Okonomiyaki is an experience. It’s basically shredded cabbage mixed with eggs and fried into a big pancake and topped with an endless variety of toppings. The food is traditionally cooked on your table, either at a bar with a long continuous griddle, or on a table that’s basically all a big flat griddle. You’re given a sharp short kind of spatula called a kote that you use to cut the thing up into a grid of bite sized pieces. It’s deceptively filling and really really good. Katjia got the traditional kind with otafuku/okonomiyaki sauce (similar to Worcestershire sauce but thicker and sweeter), aonori (seaweed flakes), katsuobushi (bonito flakes), Japanese mayonnaise, and pickled ginger (beni shoga). I go for the slightly more fancy seafood variety. And a glass of sake that gets overflowed in a little box so that you first finish the glass then the box.

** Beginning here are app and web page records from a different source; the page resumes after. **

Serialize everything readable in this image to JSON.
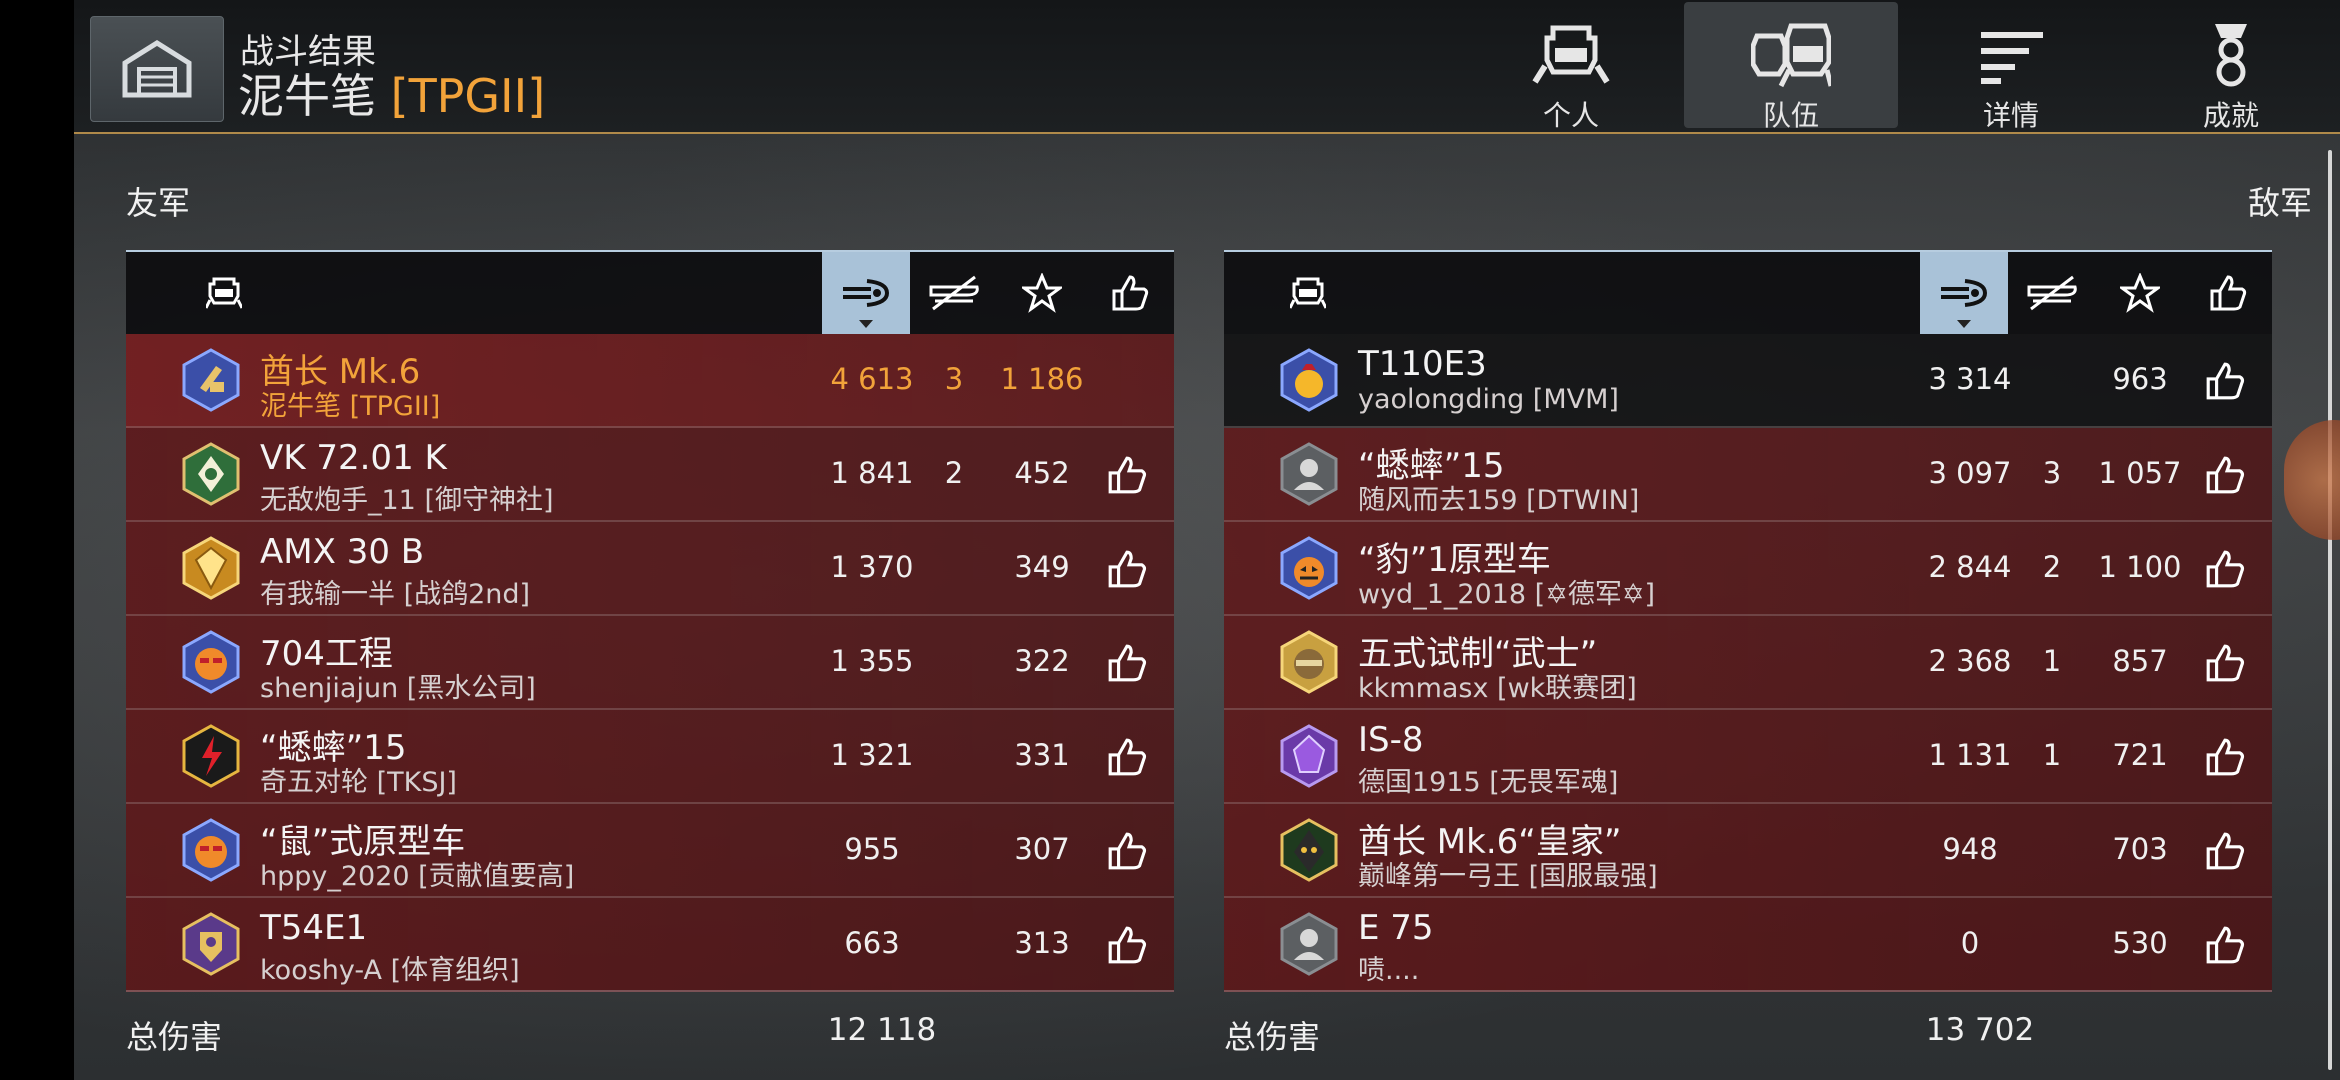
{
  "header": {
    "subtitle": "战斗结果",
    "player_name": "泥牛笔",
    "player_clan": "[TPGII]"
  },
  "tabs": [
    {
      "label": "个人",
      "icon": "personal-icon"
    },
    {
      "label": "队伍",
      "icon": "team-icon",
      "active": true
    },
    {
      "label": "详情",
      "icon": "details-icon"
    },
    {
      "label": "成就",
      "icon": "achievements-icon"
    }
  ],
  "friendly": {
    "label": "友军",
    "total_label": "总伤害",
    "total_damage": "12 118",
    "rows": [
      {
        "tank": "酋长 Mk.6",
        "player": "泥牛笔 [TPGII]",
        "damage": "4 613",
        "kills": "3",
        "xp": "1 186",
        "self": true
      },
      {
        "tank": "VK 72.01 K",
        "player": "无敌炮手_11 [御守神社]",
        "damage": "1 841",
        "kills": "2",
        "xp": "452"
      },
      {
        "tank": "AMX 30 B",
        "player": "有我输一半 [战鸽2nd]",
        "damage": "1 370",
        "kills": "",
        "xp": "349"
      },
      {
        "tank": "704工程",
        "player": "shenjiajun [黑水公司]",
        "damage": "1 355",
        "kills": "",
        "xp": "322"
      },
      {
        "tank": "“蟋蟀”15",
        "player": "奇五对轮 [TKSJ]",
        "damage": "1 321",
        "kills": "",
        "xp": "331"
      },
      {
        "tank": "“鼠”式原型车",
        "player": "hppy_2020 [贡献值要高]",
        "damage": "955",
        "kills": "",
        "xp": "307"
      },
      {
        "tank": "T54E1",
        "player": "kooshy-A [体育组织]",
        "damage": "663",
        "kills": "",
        "xp": "313"
      }
    ]
  },
  "enemy": {
    "label": "敌军",
    "total_label": "总伤害",
    "total_damage": "13 702",
    "rows": [
      {
        "tank": "T110E3",
        "player": "yaolongding [MVM]",
        "damage": "3 314",
        "kills": "",
        "xp": "963"
      },
      {
        "tank": "“蟋蟀”15",
        "player": "随风而去159 [DTWIN]",
        "damage": "3 097",
        "kills": "3",
        "xp": "1 057"
      },
      {
        "tank": "“豹”1原型车",
        "player": "wyd_1_2018 [✡德军✡]",
        "damage": "2 844",
        "kills": "2",
        "xp": "1 100"
      },
      {
        "tank": "五式试制“武士”",
        "player": "kkmmasx [wk联赛团]",
        "damage": "2 368",
        "kills": "1",
        "xp": "857"
      },
      {
        "tank": "IS-8",
        "player": "德国1915 [无畏军魂]",
        "damage": "1 131",
        "kills": "1",
        "xp": "721"
      },
      {
        "tank": "酋长 Mk.6“皇家”",
        "player": "巅峰第一弓王 [国服最强]",
        "damage": "948",
        "kills": "",
        "xp": "703"
      },
      {
        "tank": "E 75",
        "player": "啧....",
        "damage": "0",
        "kills": "",
        "xp": "530"
      }
    ]
  },
  "colors": {
    "accent_orange": "#f2a33a",
    "row_red": "#601618",
    "sorted_header_blue": "#a9c2d8"
  }
}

Along with the okonamiyaki there were countless places to try. Ramen joints everywhere, meat-on-a-stick, even this interesting “cheeseburger” joint that was more like Salisbury steak. Funny story. In the next pic, the thing on the table there that looks like a rock. Turns out no one will come to your table until you press the white spot on that rock. After about 30-40 minutes watching everyone around me order and get their food, I was fuming. But realized that that thing was a button. Doh! I guess this is a common thing there.
Dontobori at night
At night Dontobori is transformed by the enormous animated billboards. The canal running through the center is a reflecting pool of bright lights and endless strings of lanterns. Boat tours putter by and the crowds mingle late into the night. While I was there one screen played an endless repeat of a commercial that seemed pretty racist to me featuring some cartoonish but live action African tribesmen. Along the water the Glico running man sign races on.
Other parts of the city
Beyond Dotonbori the city spreads out in every direction. I walked for miles and everywhere I went had amazing surprises; host and hostess bars, interesting portals into underground clubs, quirky food spots, and the same dense vertical layering of businesses that I found a little intimidating in Tokyo. Here are just a few pics I snapped while walking around.
More convenience store pics. I love what you can find there.
An apartment building in Amerikamura
On the way to my apartment I encountered this building. Dark, covered in pipes and wire and cooling units, billowing steam and awash in strange lights. Breathing. This animae of a structure tucked into a dark corner of Amerikamura. The “Ganja Acid” sign got my attention but as I cautiously explored the dark graffitied hallways I realized that this was once a residential apartment building. But now all of the units had been taken over by tiny bars, restaurants, and urban craft and clothing stores. This anarchy pirate ship of a place. Four stories high and few more under the ground. It felt like walking around in a cyberpunk book. Some of the tiny units had taken over the units above, busted holes in the floor, and installed scaffolding stairs through claustrophobic spaces. Most of the bars ran until 5am and only opened past 10pm.
The Osaka airport
A quick train takes us to the Osaka airport out on a man made island. We grab some amazing seared beef before we head back to Tokyo and fly home. I notice on the flight the menu offered takoyaki so I order one last round to celebrate an awesome adventure in Osaka.